» **WHAT TO WORK ON**:
The data below should be repeated exactly and in full.

Component data from apps and pages:
····················

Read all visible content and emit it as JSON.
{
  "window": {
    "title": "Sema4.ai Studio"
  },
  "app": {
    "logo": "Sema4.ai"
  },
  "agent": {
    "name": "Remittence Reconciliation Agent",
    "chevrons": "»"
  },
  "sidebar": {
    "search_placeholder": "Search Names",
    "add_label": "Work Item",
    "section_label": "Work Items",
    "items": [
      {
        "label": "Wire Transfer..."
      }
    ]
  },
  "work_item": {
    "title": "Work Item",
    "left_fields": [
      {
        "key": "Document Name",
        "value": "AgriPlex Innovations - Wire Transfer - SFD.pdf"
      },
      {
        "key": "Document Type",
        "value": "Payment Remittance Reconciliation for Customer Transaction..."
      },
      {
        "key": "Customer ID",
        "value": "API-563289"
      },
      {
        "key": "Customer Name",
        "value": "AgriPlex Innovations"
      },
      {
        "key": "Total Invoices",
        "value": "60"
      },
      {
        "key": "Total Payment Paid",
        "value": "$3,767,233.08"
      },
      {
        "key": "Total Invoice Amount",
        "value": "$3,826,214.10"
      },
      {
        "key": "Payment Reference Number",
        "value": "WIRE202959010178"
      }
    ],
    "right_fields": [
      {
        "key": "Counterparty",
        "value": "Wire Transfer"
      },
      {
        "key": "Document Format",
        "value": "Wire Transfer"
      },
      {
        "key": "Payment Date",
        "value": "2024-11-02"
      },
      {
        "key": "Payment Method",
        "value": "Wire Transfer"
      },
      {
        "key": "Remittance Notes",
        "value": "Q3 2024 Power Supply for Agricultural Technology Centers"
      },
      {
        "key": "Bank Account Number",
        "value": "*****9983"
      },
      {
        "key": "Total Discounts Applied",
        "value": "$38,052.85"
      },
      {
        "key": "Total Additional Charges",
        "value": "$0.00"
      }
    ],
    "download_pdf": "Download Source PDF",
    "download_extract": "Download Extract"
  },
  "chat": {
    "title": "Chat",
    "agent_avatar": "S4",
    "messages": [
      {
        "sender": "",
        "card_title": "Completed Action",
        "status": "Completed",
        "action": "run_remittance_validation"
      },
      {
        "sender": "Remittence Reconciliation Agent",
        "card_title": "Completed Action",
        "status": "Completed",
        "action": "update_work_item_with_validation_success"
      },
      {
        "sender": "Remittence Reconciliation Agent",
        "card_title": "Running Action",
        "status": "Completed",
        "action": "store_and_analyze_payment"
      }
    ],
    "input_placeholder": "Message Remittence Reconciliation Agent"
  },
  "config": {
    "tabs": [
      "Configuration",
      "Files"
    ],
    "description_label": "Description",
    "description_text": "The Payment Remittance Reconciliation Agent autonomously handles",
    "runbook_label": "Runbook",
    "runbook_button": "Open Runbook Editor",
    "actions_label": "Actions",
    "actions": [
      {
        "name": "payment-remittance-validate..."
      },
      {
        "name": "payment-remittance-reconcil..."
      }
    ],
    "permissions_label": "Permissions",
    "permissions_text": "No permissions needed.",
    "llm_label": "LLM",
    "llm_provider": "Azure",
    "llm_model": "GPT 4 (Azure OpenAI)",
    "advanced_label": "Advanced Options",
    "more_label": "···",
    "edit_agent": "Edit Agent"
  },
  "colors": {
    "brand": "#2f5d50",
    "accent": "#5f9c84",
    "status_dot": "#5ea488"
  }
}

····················

» **EXPECTED OUTPUT**:
Read all visible content and emit it as JSON.
{
  "window": {
    "title": "Sema4.ai Studio"
  },
  "app": {
    "logo": "Sema4.ai"
  },
  "agent": {
    "name": "Remittence Reconciliation Agent",
    "chevrons": "»"
  },
  "sidebar": {
    "search_placeholder": "Search Names",
    "add_label": "Work Item",
    "section_label": "Work Items",
    "items": [
      {
        "label": "Wire Transfer..."
      }
    ]
  },
  "work_item": {
    "title": "Work Item",
    "left_fields": [
      {
        "key": "Document Name",
        "value": "AgriPlex Innovations - Wire Transfer - SFD.pdf"
      },
      {
        "key": "Document Type",
        "value": "Payment Remittance Reconciliation for Customer Transaction..."
      },
      {
        "key": "Customer ID",
        "value": "API-563289"
      },
      {
        "key": "Customer Name",
        "value": "AgriPlex Innovations"
      },
      {
        "key": "Total Invoices",
        "value": "60"
      },
      {
        "key": "Total Payment Paid",
        "value": "$3,767,233.08"
      },
      {
        "key": "Total Invoice Amount",
        "value": "$3,826,214.10"
      },
      {
        "key": "Payment Reference Number",
        "value": "WIRE202959010178"
      }
    ],
    "right_fields": [
      {
        "key": "Counterparty",
        "value": "Wire Transfer"
      },
      {
        "key": "Document Format",
        "value": "Wire Transfer"
      },
      {
        "key": "Payment Date",
        "value": "2024-11-02"
      },
      {
        "key": "Payment Method",
        "value": "Wire Transfer"
      },
      {
        "key": "Remittance Notes",
        "value": "Q3 2024 Power Supply for Agricultural Technology Centers"
      },
      {
        "key": "Bank Account Number",
        "value": "*****9983"
      },
      {
        "key": "Total Discounts Applied",
        "value": "$38,052.85"
      },
      {
        "key": "Total Additional Charges",
        "value": "$0.00"
      }
    ],
    "download_pdf": "Download Source PDF",
    "download_extract": "Download Extract"
  },
  "chat": {
    "title": "Chat",
    "agent_avatar": "S4",
    "messages": [
      {
        "sender": "",
        "card_title": "Completed Action",
        "status": "Completed",
        "action": "run_remittance_validation"
      },
      {
        "sender": "Remittence Reconciliation Agent",
        "card_title": "Completed Action",
        "status": "Completed",
        "action": "update_work_item_with_validation_success"
      },
      {
        "sender": "Remittence Reconciliation Agent",
        "card_title": "Running Action",
        "status": "Completed",
        "action": "store_and_analyze_payment"
      }
    ],
    "input_placeholder": "Message Remittence Reconciliation Agent"
  },
  "config": {
    "tabs": [
      "Configuration",
      "Files"
    ],
    "description_label": "Description",
    "description_text": "The Payment Remittance Reconciliation Agent autonomously handles",
    "runbook_label": "Runbook",
    "runbook_button": "Open Runbook Editor",
    "actions_label": "Actions",
    "actions": [
      {
        "name": "payment-remittance-validate..."
      },
      {
        "name": "payment-remittance-reconcil..."
      }
    ],
    "permissions_label": "Permissions",
    "permissions_text": "No permissions needed.",
    "llm_label": "LLM",
    "llm_provider": "Azure",
    "llm_model": "GPT 4 (Azure OpenAI)",
    "advanced_label": "Advanced Options",
    "more_label": "···",
    "edit_agent": "Edit Agent"
  },
  "colors": {
    "brand": "#2f5d50",
    "accent": "#5f9c84",
    "status_dot": "#5ea488"
  }
}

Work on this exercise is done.